Bob Stewart: I do not know the full detail of that, so I will not comment on the hon. Lady’s point. The UK’s inspectorate of prisons is helping, working with the judiciary. Since 2011, the International Committee of the Red Cross has had access to the country’s prisons, which is very important. Video and audio recordings now routinely occur when prisoners are interviewed. Inspections of prison...
Bob Stewart: For two years I operated a hard border between Northern Ireland and the Republic. I see no reason whatsoever why technology cannot make it very soft—indeed, invisible. Does the Secretary of State agree?
Bob Stewart: So who do people who have a complaint about the way that the management is functioning—leaseholders, in particular—go to if the manager is not answerable to them? Do they have to go to the tribunal again, or what?
Bob Stewart: I was under the impression that first-tier tribunals were meant to be informal. We do not really want lawyers there; we want tribunals to look at the case and to give a decent, sensible, honest judgment.
Bob Stewart: The hon. Gentleman has just ruined it for me. I was really looking forward to the end of the series, but now I know the endgame—absolutely ruined!
Bob Stewart: I would like to raise the issue of Gibraltar. I declare a personal interest. I speak as secretary of the all-party parliamentary group on Gibraltar, and also for the chairman of the group, my hon. Friend the Member for Bromley and Chislehurst (Robert Neill), who would be here today but is preparing for his wedding on Friday. Personally, I am interested because I have been going to Gibraltar...
Bob Stewart: Like me, does my hon. Friend feel very strongly that the Government still have a duty to Equitable Life policyholders, and that they should pay what they owe?
Bob Stewart: It is about the morale of people who work for companies such as RBS. How could all those decent people, who are working really hard, want to be associated with these bloody criminals? They do not! It is really bad for their morale.
Bob Stewart: We are talking of trust. We are talking of despair—utter despair—in people.
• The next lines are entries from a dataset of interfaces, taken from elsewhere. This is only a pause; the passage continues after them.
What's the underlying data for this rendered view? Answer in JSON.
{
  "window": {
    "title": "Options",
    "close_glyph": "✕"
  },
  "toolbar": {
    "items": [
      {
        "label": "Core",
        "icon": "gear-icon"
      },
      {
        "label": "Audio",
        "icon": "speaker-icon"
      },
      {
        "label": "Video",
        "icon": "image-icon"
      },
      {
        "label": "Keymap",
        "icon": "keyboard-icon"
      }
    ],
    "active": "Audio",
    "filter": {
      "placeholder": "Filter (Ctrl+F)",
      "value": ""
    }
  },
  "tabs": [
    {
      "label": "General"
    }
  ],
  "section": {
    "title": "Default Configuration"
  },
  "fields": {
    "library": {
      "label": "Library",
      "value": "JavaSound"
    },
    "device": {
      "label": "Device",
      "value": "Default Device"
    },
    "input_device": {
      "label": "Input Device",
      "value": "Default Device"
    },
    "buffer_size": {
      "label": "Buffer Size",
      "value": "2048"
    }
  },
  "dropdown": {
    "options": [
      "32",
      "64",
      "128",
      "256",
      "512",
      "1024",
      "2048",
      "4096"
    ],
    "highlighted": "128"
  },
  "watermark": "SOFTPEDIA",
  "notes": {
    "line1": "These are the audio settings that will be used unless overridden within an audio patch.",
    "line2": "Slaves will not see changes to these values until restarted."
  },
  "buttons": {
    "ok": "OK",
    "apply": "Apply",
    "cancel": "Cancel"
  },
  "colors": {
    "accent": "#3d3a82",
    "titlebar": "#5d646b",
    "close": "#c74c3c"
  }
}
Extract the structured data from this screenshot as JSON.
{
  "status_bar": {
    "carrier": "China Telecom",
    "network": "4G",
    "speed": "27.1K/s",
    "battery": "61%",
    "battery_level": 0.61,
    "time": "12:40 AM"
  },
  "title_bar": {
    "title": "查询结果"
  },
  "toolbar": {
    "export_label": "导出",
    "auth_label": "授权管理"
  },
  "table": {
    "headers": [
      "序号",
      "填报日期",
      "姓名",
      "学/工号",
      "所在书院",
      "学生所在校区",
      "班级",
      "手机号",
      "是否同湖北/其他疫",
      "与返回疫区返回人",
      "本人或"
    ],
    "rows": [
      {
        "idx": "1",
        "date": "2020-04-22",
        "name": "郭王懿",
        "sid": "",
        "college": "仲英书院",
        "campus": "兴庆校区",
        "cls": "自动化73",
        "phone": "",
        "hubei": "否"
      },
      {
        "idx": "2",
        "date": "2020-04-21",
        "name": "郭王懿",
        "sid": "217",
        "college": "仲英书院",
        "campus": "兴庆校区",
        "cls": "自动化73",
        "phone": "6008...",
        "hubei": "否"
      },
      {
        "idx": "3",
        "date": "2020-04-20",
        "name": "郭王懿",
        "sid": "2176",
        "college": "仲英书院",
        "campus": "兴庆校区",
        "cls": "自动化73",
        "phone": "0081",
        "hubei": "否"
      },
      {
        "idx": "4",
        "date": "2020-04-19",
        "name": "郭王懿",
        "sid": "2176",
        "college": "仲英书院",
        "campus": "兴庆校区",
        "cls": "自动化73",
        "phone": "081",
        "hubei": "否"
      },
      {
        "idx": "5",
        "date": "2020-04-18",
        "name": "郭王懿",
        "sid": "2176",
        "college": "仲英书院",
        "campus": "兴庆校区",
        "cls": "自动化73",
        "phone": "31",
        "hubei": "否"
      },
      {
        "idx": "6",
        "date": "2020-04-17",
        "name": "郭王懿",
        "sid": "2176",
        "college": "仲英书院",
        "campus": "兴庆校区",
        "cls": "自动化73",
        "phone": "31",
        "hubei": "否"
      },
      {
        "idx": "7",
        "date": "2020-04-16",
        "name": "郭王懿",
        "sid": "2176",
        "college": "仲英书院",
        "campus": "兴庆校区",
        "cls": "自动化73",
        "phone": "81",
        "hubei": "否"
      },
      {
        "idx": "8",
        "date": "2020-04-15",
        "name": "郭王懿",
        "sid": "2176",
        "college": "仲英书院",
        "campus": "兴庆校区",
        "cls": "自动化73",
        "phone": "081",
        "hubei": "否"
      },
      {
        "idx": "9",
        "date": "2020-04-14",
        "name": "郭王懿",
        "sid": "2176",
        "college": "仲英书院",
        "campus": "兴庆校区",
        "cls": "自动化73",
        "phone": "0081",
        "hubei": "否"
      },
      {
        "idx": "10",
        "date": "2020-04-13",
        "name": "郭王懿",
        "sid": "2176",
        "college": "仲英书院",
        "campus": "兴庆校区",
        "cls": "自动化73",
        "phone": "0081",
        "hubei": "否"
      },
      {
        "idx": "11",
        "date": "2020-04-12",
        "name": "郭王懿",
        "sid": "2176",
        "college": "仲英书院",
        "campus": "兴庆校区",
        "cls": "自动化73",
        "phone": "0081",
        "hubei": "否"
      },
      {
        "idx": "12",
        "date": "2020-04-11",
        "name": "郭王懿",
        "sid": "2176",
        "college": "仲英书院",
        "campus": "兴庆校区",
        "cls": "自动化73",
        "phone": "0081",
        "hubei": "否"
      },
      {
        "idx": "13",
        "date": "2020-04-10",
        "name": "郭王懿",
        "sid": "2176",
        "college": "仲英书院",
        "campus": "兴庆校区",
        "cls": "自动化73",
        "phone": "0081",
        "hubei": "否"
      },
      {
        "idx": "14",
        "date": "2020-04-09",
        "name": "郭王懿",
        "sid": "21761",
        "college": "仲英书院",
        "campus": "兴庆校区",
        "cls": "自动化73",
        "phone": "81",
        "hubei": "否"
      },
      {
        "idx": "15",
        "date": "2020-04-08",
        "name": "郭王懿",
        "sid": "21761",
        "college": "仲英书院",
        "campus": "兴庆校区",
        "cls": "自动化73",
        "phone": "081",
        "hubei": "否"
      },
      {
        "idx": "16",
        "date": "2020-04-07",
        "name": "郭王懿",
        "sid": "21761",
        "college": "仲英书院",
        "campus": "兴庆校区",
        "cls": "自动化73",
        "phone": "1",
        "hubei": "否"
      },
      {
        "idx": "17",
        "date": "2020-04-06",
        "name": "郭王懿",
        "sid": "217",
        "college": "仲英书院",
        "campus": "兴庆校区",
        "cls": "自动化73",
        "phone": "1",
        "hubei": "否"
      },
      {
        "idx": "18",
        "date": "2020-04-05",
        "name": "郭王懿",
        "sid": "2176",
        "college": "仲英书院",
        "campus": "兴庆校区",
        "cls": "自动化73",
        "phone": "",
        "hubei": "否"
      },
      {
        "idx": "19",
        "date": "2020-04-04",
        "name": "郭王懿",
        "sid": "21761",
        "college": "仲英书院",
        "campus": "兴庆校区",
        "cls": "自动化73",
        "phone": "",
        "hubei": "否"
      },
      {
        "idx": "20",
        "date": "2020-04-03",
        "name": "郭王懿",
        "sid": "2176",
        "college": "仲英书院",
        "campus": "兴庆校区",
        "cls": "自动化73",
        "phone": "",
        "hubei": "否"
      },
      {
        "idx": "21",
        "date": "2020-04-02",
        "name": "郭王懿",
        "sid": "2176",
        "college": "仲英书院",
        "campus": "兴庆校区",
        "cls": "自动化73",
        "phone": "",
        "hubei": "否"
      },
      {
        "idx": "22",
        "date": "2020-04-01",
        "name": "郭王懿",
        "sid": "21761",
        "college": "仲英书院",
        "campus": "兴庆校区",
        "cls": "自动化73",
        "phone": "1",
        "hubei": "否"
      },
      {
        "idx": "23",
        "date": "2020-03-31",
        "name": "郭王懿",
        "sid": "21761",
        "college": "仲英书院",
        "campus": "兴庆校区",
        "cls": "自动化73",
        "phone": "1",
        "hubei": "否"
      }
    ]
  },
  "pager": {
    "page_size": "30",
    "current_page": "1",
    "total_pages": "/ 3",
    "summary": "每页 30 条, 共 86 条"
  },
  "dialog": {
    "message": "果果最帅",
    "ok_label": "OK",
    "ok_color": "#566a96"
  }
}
The despair with the banking sector is so great that that despair will be translated towards politicians unless we sort this out and help entrepreneurs. They have a right to expect us, as politicians, to sort this. Where else can they go but to us?
Bob Stewart: This is the third or fourth debate in which I have spoken in support of people running SMEs who have been utterly shafted—that is not too strong a word—by some banks. It is clear that quite a few SMEs are being denied justice in their many financial services disputes. I am amazed that that has not been fixed by now. I have spoken up for my constituent Dean D’Eye and his family and...
Bob Stewart: How long would it take to sort out 30,000 SMEs? We are all clear about the importance of a thriving SME sector, run by entrepreneurs with leadership, drive and determination. Almost everyone who has spoken has mentioned it, and we all agree. It is up to us, as legislators, to ensure that such people—the lifeblood of the prosperity of our nation—are fully supported by a banking...
Bob Stewart: It is really upsetting to think that companies such as GRG have these robbers—they are people who are set up to try to find something that they can use to screw their customers out of their life’s work. It is so appalling I cannot believe it can happen, but it seems to happen all the time.
Bob Stewart: What really upsets me is that the people who lead those banks seem to have no honour, no decency. Where is the banking code? Where is the way in which bankers should look after their customers? It does not seem to be present at all. That is heartbreaking.
Bob Stewart: Does that mean that people who come from outside the EEA do not get paid until they are outside the 12-mile limit? What happens when they get on board?
Bob Stewart: I thank the right hon. Gentleman, who is my friend, for giving way. Will he say quickly why we should not also support things such as Thales UK, Boeing UK and Leonardo in the UK? This is a way of doing it.
Bob Stewart: It would be extremely nice to have a constructive approach to the negotiations from the European Union. We keep talking about the deal that we are trying to put together, but I would really like to hear what the European Union’s suggestions are, because I have heard nothing on that.
Bob Stewart: I respectfully point out to the hon. Lady that the Conservatives got 43% of the vote at the last general election. That is a huge number—a very large percentage of the people, and larger than normal. The Conservative party got endorsement from the people beyond the referendum for its mandate to carry out Brexit.
Bob Stewart: I recall vividly that, when we were debating the referendum in my constituency and looking at documents produced by the Government, it was made absolutely clear that, if we voted to leave the European Union, that implied explicitly that we would be out of the single market and the customs union. It was plainly put down.
Bob Stewart: Will the Minister give way?
Bob Stewart: As someone who commanded a checkpoint on the Northern Ireland border for two years during the hard border times, I point out that it is perfectly easy to have a border that does not require checkpoints. The Swiss border operates using pre-registration and technology, when one goes into Germany or France. Having done it, I can tell the House that that is perfectly possible using today’s...